The six-member Liljenquist clan arrived at Shadle Aquatic Center a half-hour before open swim began Monday afternoon, anticipating the crowds for a day of free swimming. As his older siblings splashed in deeper waters, 3-year-old Marcus bounced in the shallows near his mom, Teresa, who pointed a digital camera in his direction.
“He wants to go down the slides and off the diving board, but they won’t let him,” Teresa said as Marcus, goggled and grinning, ran up and embraced her legs.
The Liljenquists were just a few of the many families taking part in the city pools’ Free Swim Day promotion Monday, as entry fees were waived throughout town. The event kicked off the final week of summer pool hours – except for the Witter Aquatic Center on East Mission Avenue, which is open until Sept. 6 – for the Spokane Parks department, which is still in the process of gauging public reaction to entry fees instituted in 2008 and doubled before the 2011 season. Admission regularly costs $2 for visitors age 4 to 17, and $4 for those age 18 to 64. Children under 3 and swimmers 65 and over enter free all season long.

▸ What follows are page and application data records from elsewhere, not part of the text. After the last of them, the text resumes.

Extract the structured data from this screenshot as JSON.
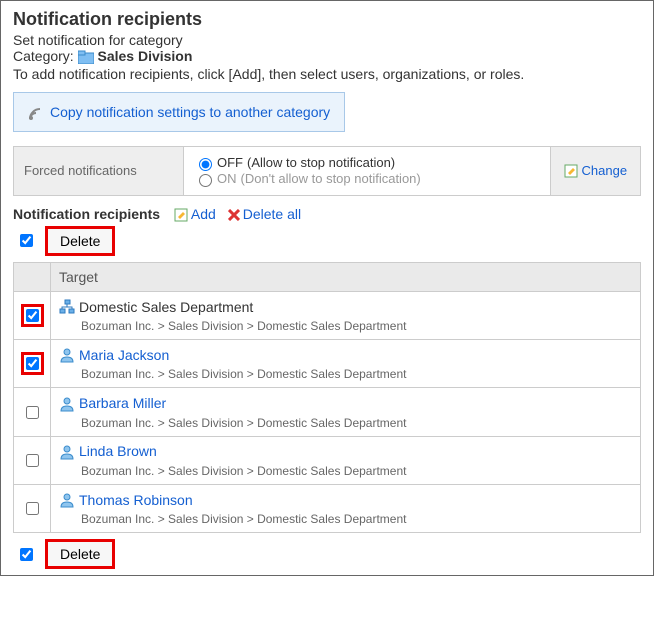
{
  "header": {
    "title": "Notification recipients",
    "subhead": "Set notification for category",
    "categoryLabel": "Category:",
    "categoryName": "Sales Division",
    "desc": "To add notification recipients, click [Add], then select users, organizations, or roles."
  },
  "copyLink": "Copy notification settings to another category",
  "forced": {
    "label": "Forced notifications",
    "offLabel": "OFF",
    "offHint": "(Allow to stop notification)",
    "onLabel": "ON",
    "onHint": "(Don't allow to stop notification)",
    "change": "Change",
    "selected": "off"
  },
  "listLabel": "Notification recipients",
  "actions": {
    "add": "Add",
    "deleteAll": "Delete all",
    "delete": "Delete"
  },
  "columns": {
    "target": "Target"
  },
  "targets": [
    {
      "type": "org",
      "name": "Domestic Sales Department",
      "path": "Bozuman Inc. > Sales Division > Domestic Sales Department",
      "checked": true,
      "hl": true,
      "link": false
    },
    {
      "type": "user",
      "name": "Maria Jackson",
      "path": "Bozuman Inc. > Sales Division > Domestic Sales Department",
      "checked": true,
      "hl": true,
      "link": true
    },
    {
      "type": "user",
      "name": "Barbara Miller",
      "path": "Bozuman Inc. > Sales Division > Domestic Sales Department",
      "checked": false,
      "hl": false,
      "link": true
    },
    {
      "type": "user",
      "name": "Linda Brown",
      "path": "Bozuman Inc. > Sales Division > Domestic Sales Department",
      "checked": false,
      "hl": false,
      "link": true
    },
    {
      "type": "user",
      "name": "Thomas Robinson",
      "path": "Bozuman Inc. > Sales Division > Domestic Sales Department",
      "checked": false,
      "hl": false,
      "link": true
    }
  ]
}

A few cool and rainy weeks at the beginning of the season, which kicked off June 17, hurt early sales, said Carl Strong, supervisor of the city’s pools. During the first two weeks of summer, attendance was around 2,000 visitors citywide, down from around 10,000 people during the same period last year.

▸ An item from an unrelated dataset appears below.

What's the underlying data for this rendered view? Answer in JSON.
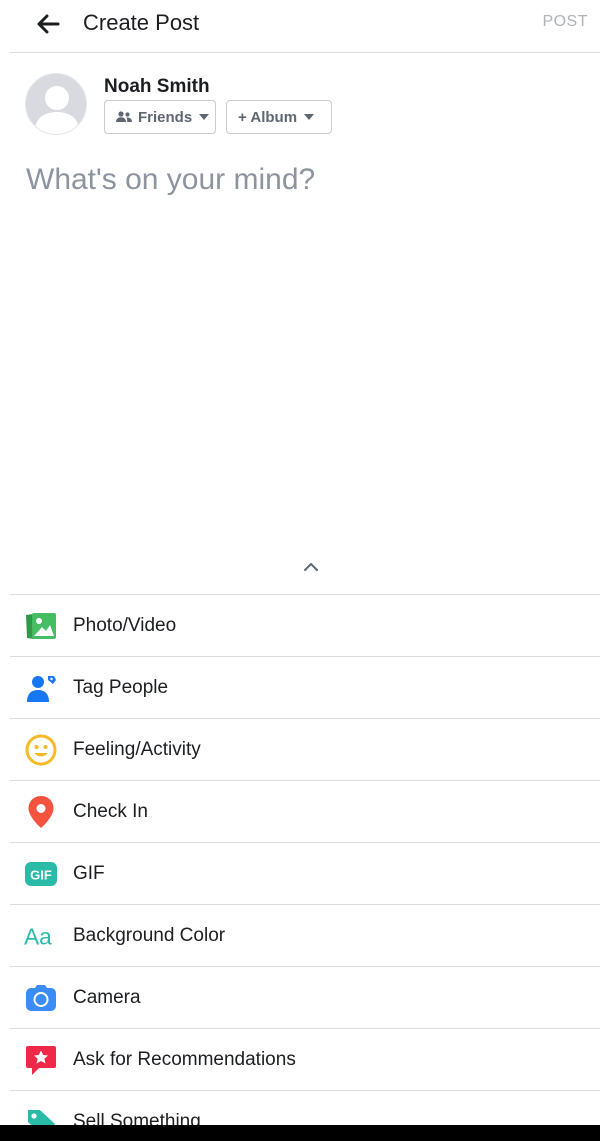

“We started off extremely slow this summer,” Strong said.
Attendance has leveled off, however, with the exception of rental and swim-team numbers, which are down around 25 percent compared with 2012, he said.
But attendance was not an issue Monday, as Taco Bell footed the bill for area swimmers to stream through the gates. Free days started shortly after entry fees were proposed, Strong said, and donors for other free events at specific pools this year were sponsored by the Spokane Firefighters Union and Spokane Central Lions Club.
At Hillyard, children’s heads bobbed in the aquatic center’s whirlpool as shrieks and lifeguard whistle blows pierced the quiet of a warm summer afternoon. Five-year-old Sarah Abrahamson stood on her tiptoes next to her dad, Mike, with her nose pointed upward into the air in the 3 ½ feet of water.
By 1:30 p.m., just a half hour after the gates opened, 235 visitors had already arrived at Hillyard. Across town at Shadle Park, the crowd was even larger, quickly reaching its 350-person capacity. The sidewalk in front of the pool resembled the line in front of a nightclub, with visitors allowed to enter on a one-in, one-out policy. Some forfeited hopes of swimming at Shadle and left for other area pools.
Kicking back with their legs dangling in the water, University High School math teachers Tammy Anderberg and Malea Cook took in the sights of running, playing children as their own swam nearby.
“It reminds me we get to go back to this soon,” Anderberg said.
The Liljenquists, including Rachel, 15; Devin, 13; Kallie, 11; and Jarom, 9; huddled nearby after an afternoon spent racing down the waterslides and playing hide-and-seek among other pool-goers. Devin claimed to be the speedster on the slides, with his siblings reluctantly agreeing.
“I beat him, like, one time,” Jarom said. Teresa Liljenquist is just happy to have one more carefree afternoon before school starts.
“It gets so busy,” she said.